The Lynchburg Information Technology Center was recently ranked as one of the top ten digital centers in the country by e.Republic’s Center for Digital Government for the ninth year in a row. According to an article from News & Advance, Lynchburg placed fifth among cities of its size in the center’s twelfth annual Digital Cities Survey.
According to Mike Goetz, the director of the IT department in Lynchburg, the department was evaluated about several different duties and tasks that they provide for the local government as well as their use of technology throughout the city of Lynchburg.
Goetz said Lynchburg has been ranked exceptionally high for nine consecutive years because the department is constantly striving to improve technology not only for citizens, but also for the local government.
“It’s a reflection on the willingness of our city council and the city management to use technology to serve citizens and to invest. We’ve spent a lot of money and made an investment in information technology but it has paid us back tremendously with benefits. These [benefits] include not only keeping taxes down and running the government more efficiently, but also providing better service to our citizens,” Goetz said.
“Cities that are investing in technology are seeing tremendous cost savings that are critical to operations and their ability to meet higher demand for services. These cities are true innovators, and we applaud them as they work in the spirit of collaboration to provide extraordinary value to constituents despite budget setbacks.” Todd Sander, executive director of the center, said in a news release.
Goetz mentioned a new program he calls the “new work management system” which he said opened the doors for one of the best customer service IT centers in the nation. The program consists of four departments that work together on a daily basis to coordinate city activities—such as doing road work, fixing pipes, repairing sidewalk. Not only does this program help to keep city functions organized, but it also creates an easier and more effective way for citizens to report a problem in the city.
Before the implementation of the new system, citizens would have to call someone in the city’s IT department and be transferred from person to person before they were connected with someone who could actually fix the problem. Now a citizen can call in about a problem and any IT professional can send in an automatic virtual work order to have the problem taken care of as soon as possible.
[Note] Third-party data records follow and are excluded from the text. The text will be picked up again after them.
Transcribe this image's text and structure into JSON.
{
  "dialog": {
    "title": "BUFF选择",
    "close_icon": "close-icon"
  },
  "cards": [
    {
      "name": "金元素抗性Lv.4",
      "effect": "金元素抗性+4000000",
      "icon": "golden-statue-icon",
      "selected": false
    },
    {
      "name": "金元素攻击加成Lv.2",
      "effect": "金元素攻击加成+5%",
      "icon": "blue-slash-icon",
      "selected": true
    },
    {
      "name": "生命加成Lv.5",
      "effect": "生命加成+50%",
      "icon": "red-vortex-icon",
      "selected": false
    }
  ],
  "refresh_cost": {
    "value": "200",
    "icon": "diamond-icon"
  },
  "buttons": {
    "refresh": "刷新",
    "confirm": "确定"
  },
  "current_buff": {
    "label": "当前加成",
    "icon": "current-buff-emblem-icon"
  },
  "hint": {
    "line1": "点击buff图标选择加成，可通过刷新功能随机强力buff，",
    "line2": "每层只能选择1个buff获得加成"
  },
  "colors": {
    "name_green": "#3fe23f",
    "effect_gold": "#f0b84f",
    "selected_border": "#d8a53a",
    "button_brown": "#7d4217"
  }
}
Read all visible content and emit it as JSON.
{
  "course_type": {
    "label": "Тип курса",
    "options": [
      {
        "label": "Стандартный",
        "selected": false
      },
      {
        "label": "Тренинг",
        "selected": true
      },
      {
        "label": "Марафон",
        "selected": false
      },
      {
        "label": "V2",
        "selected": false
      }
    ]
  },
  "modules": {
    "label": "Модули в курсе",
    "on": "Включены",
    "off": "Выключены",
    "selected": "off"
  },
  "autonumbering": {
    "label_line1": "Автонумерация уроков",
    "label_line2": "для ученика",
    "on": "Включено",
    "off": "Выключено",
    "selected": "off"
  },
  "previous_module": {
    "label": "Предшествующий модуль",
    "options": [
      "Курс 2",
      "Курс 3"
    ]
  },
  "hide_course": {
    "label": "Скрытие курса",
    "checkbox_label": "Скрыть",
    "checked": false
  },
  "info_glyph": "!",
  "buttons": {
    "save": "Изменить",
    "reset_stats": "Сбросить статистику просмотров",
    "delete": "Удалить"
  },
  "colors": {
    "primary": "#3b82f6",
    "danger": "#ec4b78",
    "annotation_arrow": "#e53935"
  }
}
Goetz will be taking a trip to Boston, MA November 30 to represent the city of Lynchburg and to receive recognition for the award by the National League of Cities’ 2012 Congress of Cities and Exposition.